Apart from tyre size branding, many Australian drivers may have noticed other markings on the sidewalls of their tyres with ratings for treadwear, traction and temperature. These Uniform Tyre Quality Grading System (UTQG) ratings are based on rather outdated U.S. legislation which requires all passenger tyres sold in the U.S. to have them.

However such ratings are not a legislative requirement anywhere in Australia. In fact, Australian legislators have shied away from its’ introduction since the information contained in the tyre size provides tyre buyers with more useful information on a tyre’s performance.

I will explain why the UTQG ratings are not so useful.

There are three tyre parameters rated under the UTQG.

  • Treadwear ( tread wear compared to a standard tyre, expressed as a percentage. e.g. 200% wears half as fast, so tread wear is twice as good)
  • Traction, (AA, A, B or C with AA best)
  • Temperature ( A,B,C, with A being best)

All these comparisons are made against a “standard tyre” – now an obsolete design and construction dating back to the period when the law was introduced. All the modern steel belted radials “rate the socks off” this standard tyre.

It is a classic case of technology overtaking legislation but adding to the cost.

The evaluation for treadwear is done on a 640 km road course for a total of 11520 km, – one of the most boring road test drives ever. Every effort is made to keep the testing conditions as standardised as possible.

However, with this type of testing there are variables which may not be taken into account. Such as a heavily siped pattern (many knife slots in the tread design, often only half pattern depth), which will wear faster at first than later, but may give good braking. Also lug design off road patterns may develop unusual wear patterns early in the tread life which even out as the tyre wears down (or not). As these are being compared to a highway rib design on a highway – the comparison may not be valid.

Similarly traction ratings to the standard are made on a highway tyre surface. Off-road tyres generally have a rounder tread profile to reduce the rubber volume in the shoulder/buttress area which helps it run cooler, but promotes faster wear in the centre of the tread design.

Off-road tyres also have a lower pattern to void ratio- the pattern grooves are wider than for a highway design, so initially they too may wear faster than later on in their tread life.

Temperature ratings grade a tyres’ ability to dissipate heat when tested under controlled conditions on a specified indoor laboratory test wheel. However, as speed rating is a much more specific way of expressing a tyres’ ability dissipate heat – size branding will give provide more information than the UTQG rating.

Finally, a word of warning. The Australian Design Rules placard on the vehicle stipulates the minimum speed and load rating of the tyres fitted to the vehicle, both when new, and through State legislation, for the replacement tyres. Lurking always in the background as the enforcer is your insurance assessor. Fitting the wrong tyres may void your insurance cover!

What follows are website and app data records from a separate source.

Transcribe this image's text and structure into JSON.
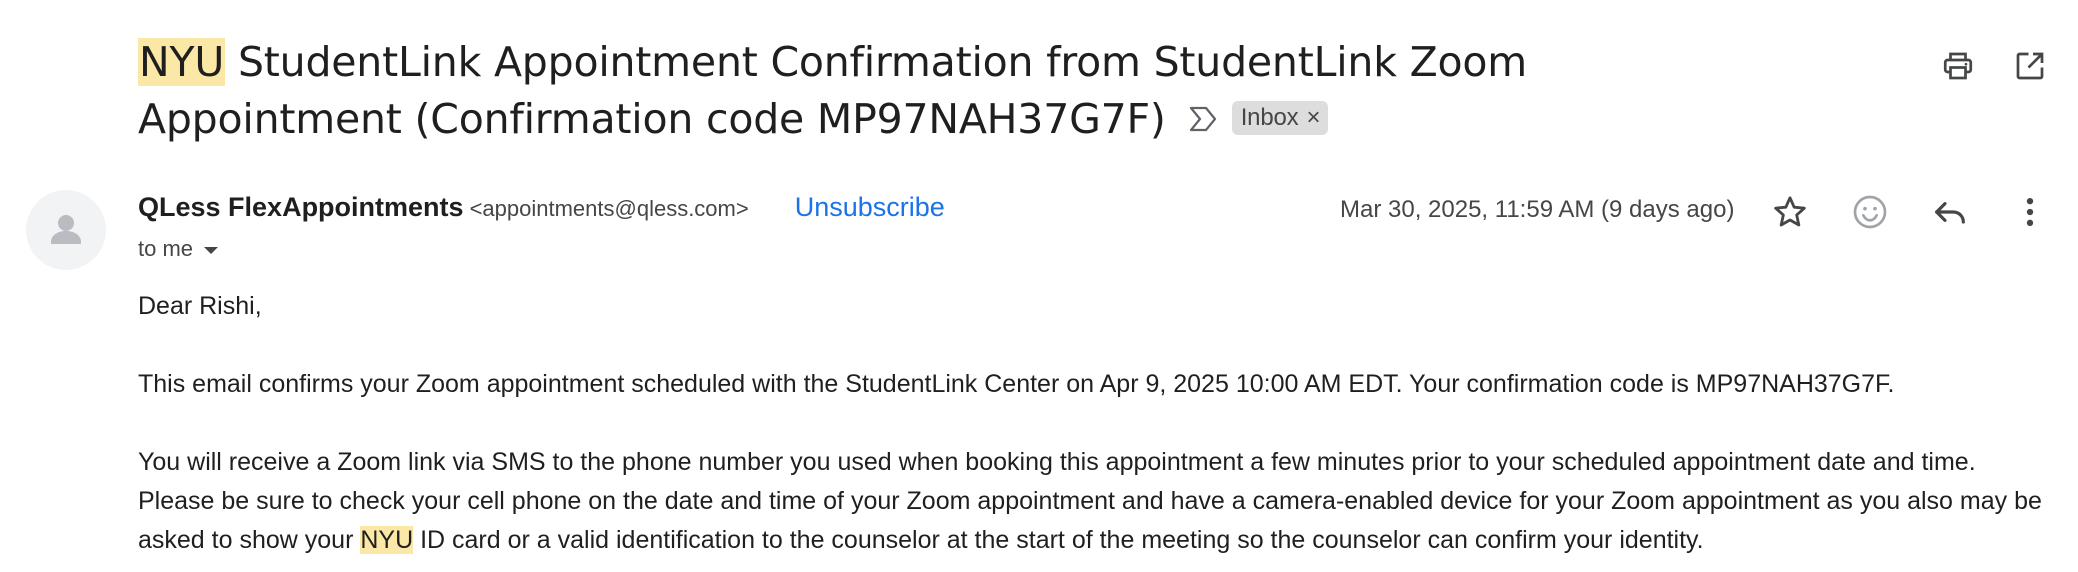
{
  "subject": {
    "highlight": "NYU",
    "rest": " StudentLink Appointment Confirmation from StudentLink Zoom Appointment (Confirmation code MP97NAH37G7F)",
    "label": "Inbox",
    "label_close": "×"
  },
  "toolbar": {
    "print_icon": "print-icon",
    "open_new_window_icon": "open-in-new-window-icon"
  },
  "message": {
    "sender_name": "QLess FlexAppointments",
    "sender_email": "<appointments@qless.com>",
    "unsubscribe": "Unsubscribe",
    "recipient": "to me",
    "date": "Mar 30, 2025, 11:59 AM (9 days ago)",
    "actions": [
      "star-icon",
      "emoji-reaction-icon",
      "reply-icon",
      "more-options-icon"
    ]
  },
  "body": {
    "greeting": "Dear Rishi,",
    "p1": "This email confirms your Zoom appointment scheduled with the StudentLink Center on Apr 9, 2025 10:00 AM EDT. Your confirmation code is MP97NAH37G7F.",
    "p2_before": "You will receive a Zoom link via SMS to the phone number you used when booking this appointment a few minutes prior to your scheduled appointment date and time. Please be sure to check your cell phone on the date and time of your Zoom appointment and have a camera-enabled device for your Zoom appointment as you also may be asked to show your ",
    "p2_highlight": "NYU",
    "p2_after": " ID card or a valid identification to the counselor at the start of the meeting so the counselor can confirm your identity."
  },
  "colors": {
    "highlight": "#fce8a6",
    "link": "#1a73e8",
    "label_bg": "#dddddd",
    "text": "#1f1f1f",
    "muted": "#444746"
  }
}
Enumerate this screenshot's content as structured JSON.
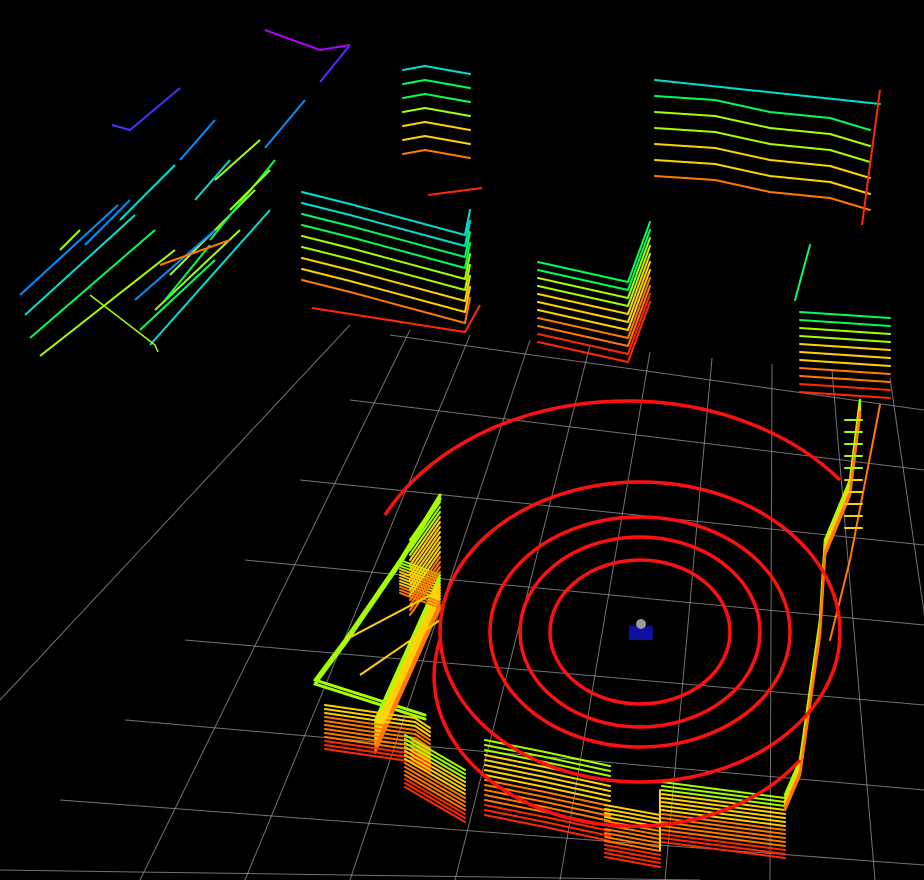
{
  "viewer": {
    "background": "#000000",
    "grid": {
      "visible": true,
      "color": "#9a9a9a"
    },
    "robot": {
      "body_color": "#1010a0",
      "sensor_color": "#9a9a9a"
    },
    "rings": {
      "count": 5,
      "color": "#ff1010"
    },
    "colormap": [
      "#ff2a00",
      "#ff7a00",
      "#ffd200",
      "#a6ff00",
      "#00ff55",
      "#00e0d0",
      "#0090ff",
      "#5a28ff",
      "#b400ff"
    ]
  }
}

June 10, 2008 at 10:42 am Leave a comment

For the woman who has everything

And the wheel,’ said the Captain, ‘what about this wheel thingy? It sounds a terribly interesting project.’

‘Ah,’ said the marketing girl, ‘well, we’re having a little difficulty there.’

‘Difficulty?’ exclaimed Ford. ‘Difficulty? What do you mean difficulty? It’s the single simplest machine in the entire Universe!’

The marketing girl soured him with a look.

‘All right, Mr Wiseguy,’ she said, ‘you’re so clever, you tell us what colour it should be.’

– The Restaurant at the End of the Universe, Douglas Adams

All those experts out there may know that tyres are black because of carbon black but there are still many of us tyre buyers who didn’t know. And there are probably a few more people that didn’t know that you could buy lavender scented wheels from Kumho – the Ecsta DX . If you live in the US, Kumho also lets you expand your nasal repertoire with not just lavender – you can also buy jasmine and orange scented wheels.

Apparently the scent only lasts approximately a year but I guess if you looking for a gift for the woman who has everything, its a possibility.

June 3, 2008 at 3:47 am Leave a comment